In January 2001, Roger Skalbeck wrote a
review of FinePrint 2000 for LLRX. FinePrint uses a print driver to allow the user to
manipulate the printed text in certain ways before it is sent to the physical
printer. The most useful manipulation is to allow printing of 2, 4, or 8
mini-pages on one sheet of paper.
The folks at FinePrint have taken this concept one step further in developing pdfFactory, their newest offering. This product also uses a print driver to intercept the print command, this time to permit on-the-fly creation of PDF files. The user can modify the output in several different ways and then save the resulting PDF to the hard disk.
Adobe Acrobat itself uses a print driver called PDFWriter to do pretty much the same thing from any Windows-based program. So how is pdfFactory different? The first answer is that it is remarkably less costly - $49 for the basic Factory product vs. about $225 (street) for the full Acrobat product. If all you need to do is to create PDF files, as is the case for many law firms who need the capability to create files for e-mail transmission and in some cases for electronic court filing, and if you do not need the other annotation and form creation tools offered by Acrobat, pdfFactory will get you where you need to go for substantially less money.
Beyond the cost considerations, however, there are several innovations. The most important is that output may be concatenated into one single PDF file from a series of separate print jobs, from the same or different sources. The usefulness of this feature is best described by real-life examples. The following scenarios illustrate a point that I have long made, and that is that one of the most significant contributions that Acrobat makes to a lawyer's productivity is its ability to create the bundled document: a single file containing output from a number of different programs, collected together for ease of reference and, to be sure, for printing it out when nothing but paper will do.
The first example is that of the legal secretary who is attempting to schedule an attorney's trip for an out-of-town deposition. She can visit the airline's web site and print to Factory a page showing the times of departure from Chicago and the alternatives for return flights, as well as a diagram of the aircraft's layout, then go to MapQuest and print out a map and driving directions, then print from WordPerfect a copy of the confirming letter to the client and a copy of a deposition notice, all in one PDF file which can then be transferred to the attorney's laptop or PDA or sent by e-mail for later use.
In order to do the same thing using PDFWriter, she would have to print each page to a separate file, and then use Acrobat's Insert File feature to add each page, one at a time, to the full file.

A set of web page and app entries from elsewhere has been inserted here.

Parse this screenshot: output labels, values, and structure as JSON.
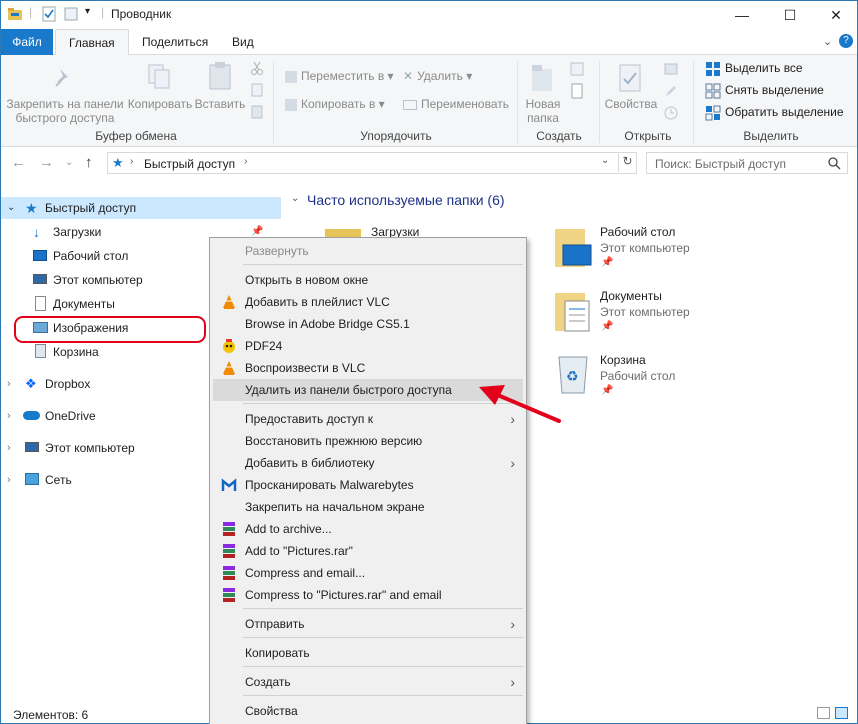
{
  "window": {
    "title": "Проводник",
    "controls": {
      "minimize": "—",
      "maximize": "☐",
      "close": "✕"
    }
  },
  "tabs": [
    {
      "label": "Файл"
    },
    {
      "label": "Главная"
    },
    {
      "label": "Поделиться"
    },
    {
      "label": "Вид"
    }
  ],
  "ribbon": {
    "groups": {
      "clipboard": "Буфер обмена",
      "organize": "Упорядочить",
      "create": "Создать",
      "open": "Открыть",
      "select": "Выделить"
    },
    "pin_line1": "Закрепить на панели",
    "pin_line2": "быстрого доступа",
    "copy": "Копировать",
    "paste": "Вставить",
    "move_to": "Переместить в ▾",
    "copy_to": "Копировать в ▾",
    "delete": "Удалить ▾",
    "rename": "Переименовать",
    "new_folder_line1": "Новая",
    "new_folder_line2": "папка",
    "properties": "Свойства",
    "select_all": "Выделить все",
    "select_none": "Снять выделение",
    "invert_selection": "Обратить выделение"
  },
  "address": {
    "path": "Быстрый доступ",
    "search_placeholder": "Поиск: Быстрый доступ"
  },
  "nav": {
    "quick_access": "Быстрый доступ",
    "items": [
      {
        "label": "Загрузки"
      },
      {
        "label": "Рабочий стол"
      },
      {
        "label": "Этот компьютер"
      },
      {
        "label": "Документы"
      },
      {
        "label": "Изображения"
      },
      {
        "label": "Корзина"
      }
    ],
    "roots": [
      {
        "label": "Dropbox"
      },
      {
        "label": "OneDrive"
      },
      {
        "label": "Этот компьютер"
      },
      {
        "label": "Сеть"
      }
    ]
  },
  "content": {
    "section_title": "Часто используемые папки (6)",
    "folders": [
      {
        "name": "Загрузки",
        "location": ""
      },
      {
        "name": "Рабочий стол",
        "location": "Этот компьютер"
      },
      {
        "name": "Документы",
        "location": "Этот компьютер"
      },
      {
        "name": "Корзина",
        "location": "Рабочий стол"
      }
    ]
  },
  "status": {
    "items_count": "Элементов: 6"
  },
  "context_menu": {
    "items": [
      {
        "label": "Развернуть"
      },
      {
        "label": "Открыть в новом окне"
      },
      {
        "label": "Добавить в плейлист VLC"
      },
      {
        "label": "Browse in Adobe Bridge CS5.1"
      },
      {
        "label": "PDF24"
      },
      {
        "label": "Воспроизвести в VLC"
      },
      {
        "label": "Удалить из панели быстрого доступа"
      },
      {
        "label": "Предоставить доступ к"
      },
      {
        "label": "Восстановить прежнюю версию"
      },
      {
        "label": "Добавить в библиотеку"
      },
      {
        "label": "Просканировать Malwarebytes"
      },
      {
        "label": "Закрепить на начальном экране"
      },
      {
        "label": "Add to archive..."
      },
      {
        "label": "Add to \"Pictures.rar\""
      },
      {
        "label": "Compress and email..."
      },
      {
        "label": "Compress to \"Pictures.rar\" and email"
      },
      {
        "label": "Отправить"
      },
      {
        "label": "Копировать"
      },
      {
        "label": "Создать"
      },
      {
        "label": "Свойства"
      }
    ]
  },
  "colors": {
    "accent": "#1979ca",
    "selection": "#cce8ff",
    "annotation": "#e2001a"
  }
}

Using Factory, the "travel booklet" can be created in just a few seconds, as she is making the reservations.
Another real-life example involves the use of spreadsheets. Frequently, there is a need to vary one or two entries and display the results of numerous calculations based on those variations. A commonly needed example is an amortization schedule for a mortgage or other installment loan. It is often useful to demonstrate the different results obtained by using different annual interest rates and different principal figures. Using pdfFactory, each successive display can be printed in turn, with the collection of perhaps 10 or 20 pages automatically compiled into one handy PDF file.
pdfFactory allows the user to preview the output on the screen instantly, before a PDF file is created. (If it is not satisfactory, just hit Close and start again.) A lot can be done at the Factory preview display, before the PDF file is committed to disk. Unneeded pages may be deleted, and blank pages may be added. Unusual fonts can be embedded into the file from the Factory display. The PDF information (Title, Subject, Author, and Keywords) can be added, either at the preview display or even right from the Windows print dialog before the OK button is hit to start the print job and create the preview. With the Pro version of pdfFactory, Acrobat's security settings can be added from the Factory display, and any URLs contained on the page will be translated to active links when the PDF file is created.
It is even possible to use both FinePrint 2000 and pdfFactory to combine their features. A document may be printed to FinePrint, to provide for a 2-up display, a header, and a watermark, and then printed to pdfFactory to create the final output as a PDF file rather than on the printer.
Information on pdfFactory may be found at http://www.fineprint.com/software/pdffactory/standard/index.html. The standard product is $49.95, while the Pro version costs $99.95. A trial version of both products is available.